 photo WP_20170608_005_e_zpsywfykdlk.jpgMessy and quick. Honest in all things that’s me. No concealment here, dear reader.

So, I think I’ve got a pretty decent handle on sorghum now. It’s similar to rice flour in that it has no binding properties. Where it shines is in it’s taste. A sort of nutty sweetness, but I know that’s as useless as it is generic. I’d say it’s a milder, sweeter buckwheat flavour. I still have some sorghum flour left, but when the bag runs out, barring me getting more for free, I won’t bother buying any more. I prefer to buy flours that make healthy and sensible recipes, this has been better in desserts and I don’t want a flour solely for desserts. Okay, that’s that, I’ll see you later, dear reader.


120g Sorghum Flour
50g Butter, Softened
30g Honey
20g Light Brown Sugar
10g Chia Seeds
Dash of Vanilla Extract
Pinch of Salt

Makes 12 Cookies.


1. Mix the Butter, Honey, Vanilla Extract and Sugar until combined.

2. Stir in the Flour, Salt and Chia Seeds and until a slightly sticky firm dough has been formed. Roll dough into a ball and wrap with cling film then leave in the fridge for 30 minutes. Dough will be firm and mostly solid when removed from the fridge.

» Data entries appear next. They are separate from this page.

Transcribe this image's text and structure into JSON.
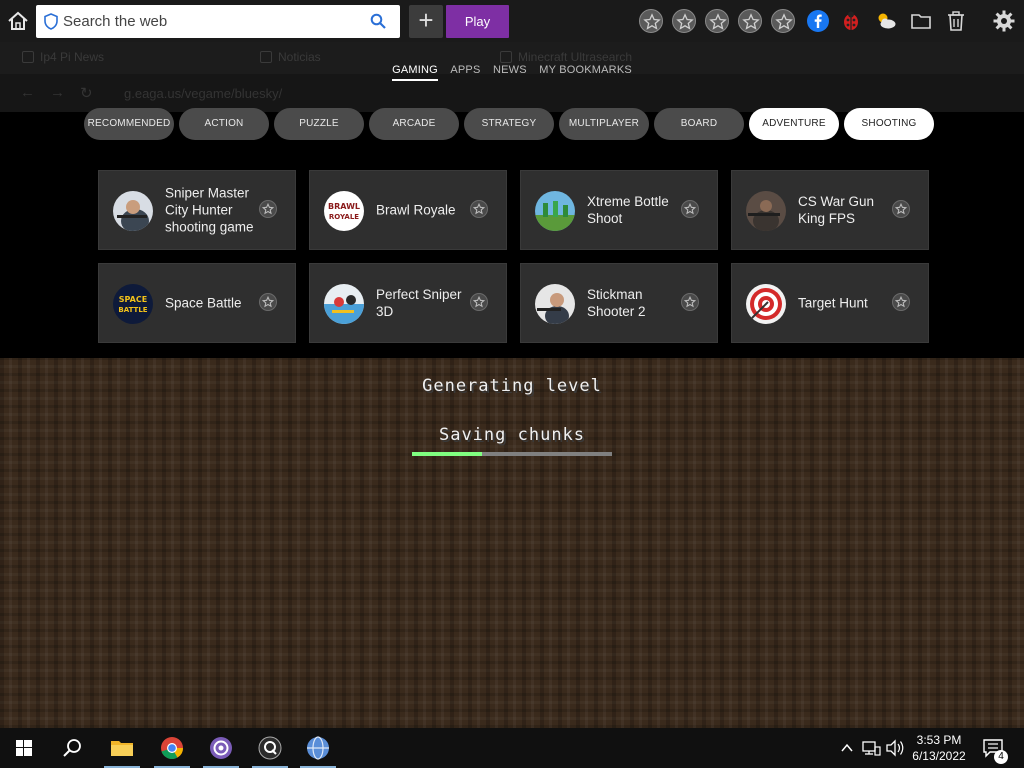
{
  "toolbar": {
    "search_placeholder": "Search the web",
    "play_label": "Play",
    "bookmark_star_count": 5
  },
  "ghost_browser": {
    "tabs": [
      "Ip4 Pi News",
      "Noticias",
      "Minecraft Ultrasearch"
    ],
    "url": "g.eaga.us/vegame/bluesky/"
  },
  "overlay_nav": {
    "items": [
      {
        "label": "GAMING",
        "active": true
      },
      {
        "label": "APPS",
        "active": false
      },
      {
        "label": "NEWS",
        "active": false
      },
      {
        "label": "MY BOOKMARKS",
        "active": false
      }
    ]
  },
  "categories": [
    {
      "label": "RECOMMENDED",
      "style": "dark"
    },
    {
      "label": "ACTION",
      "style": "dark"
    },
    {
      "label": "PUZZLE",
      "style": "dark"
    },
    {
      "label": "ARCADE",
      "style": "dark"
    },
    {
      "label": "STRATEGY",
      "style": "dark"
    },
    {
      "label": "MULTIPLAYER",
      "style": "dark"
    },
    {
      "label": "BOARD",
      "style": "dark"
    },
    {
      "label": "ADVENTURE",
      "style": "light"
    },
    {
      "label": "SHOOTING",
      "style": "light"
    }
  ],
  "games": [
    {
      "title": "Sniper Master City Hunter shooting game",
      "thumb": "sniper-thumb"
    },
    {
      "title": "Brawl Royale",
      "thumb": "brawl-royale-thumb"
    },
    {
      "title": "Xtreme Bottle Shoot",
      "thumb": "bottle-shoot-thumb"
    },
    {
      "title": "CS War Gun King FPS",
      "thumb": "cs-war-thumb"
    },
    {
      "title": "Space Battle",
      "thumb": "space-battle-thumb"
    },
    {
      "title": "Perfect Sniper 3D",
      "thumb": "perfect-sniper-thumb"
    },
    {
      "title": "Stickman Shooter 2",
      "thumb": "stickman-thumb"
    },
    {
      "title": "Target Hunt",
      "thumb": "target-hunt-thumb"
    }
  ],
  "game_loading": {
    "title": "Generating level",
    "status": "Saving chunks",
    "progress": 0.35
  },
  "taskbar": {
    "apps": [
      "start",
      "search",
      "file-explorer",
      "chrome",
      "app-circle",
      "app-q",
      "app-globe"
    ],
    "clock_time": "3:53 PM",
    "clock_date": "6/13/2022",
    "notification_count": "4"
  },
  "colors": {
    "play_purple": "#7e2fa4",
    "progress_green": "#80ff80",
    "card_bg": "#2f2f2f",
    "pill_dark": "#4b4b4b"
  }
}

3. Line a baking tray with greaseproof paper and preheat the oven to 170c (Fan). Remove cling film and dust the dough with more Sorghum Flour. Knead the flour into the dough, dough shouldn’t be sticky and should be easily handled, then pinch off 1 Tbsp’s worth of dough, roll it into a ball and press it flat onto the prepared tray. Bake for 15 minutes until cookies are dark brown and fairly firm to the touch. Remove from oven and let cool for 5 minutes then transfer to a wire-rack to cool completely.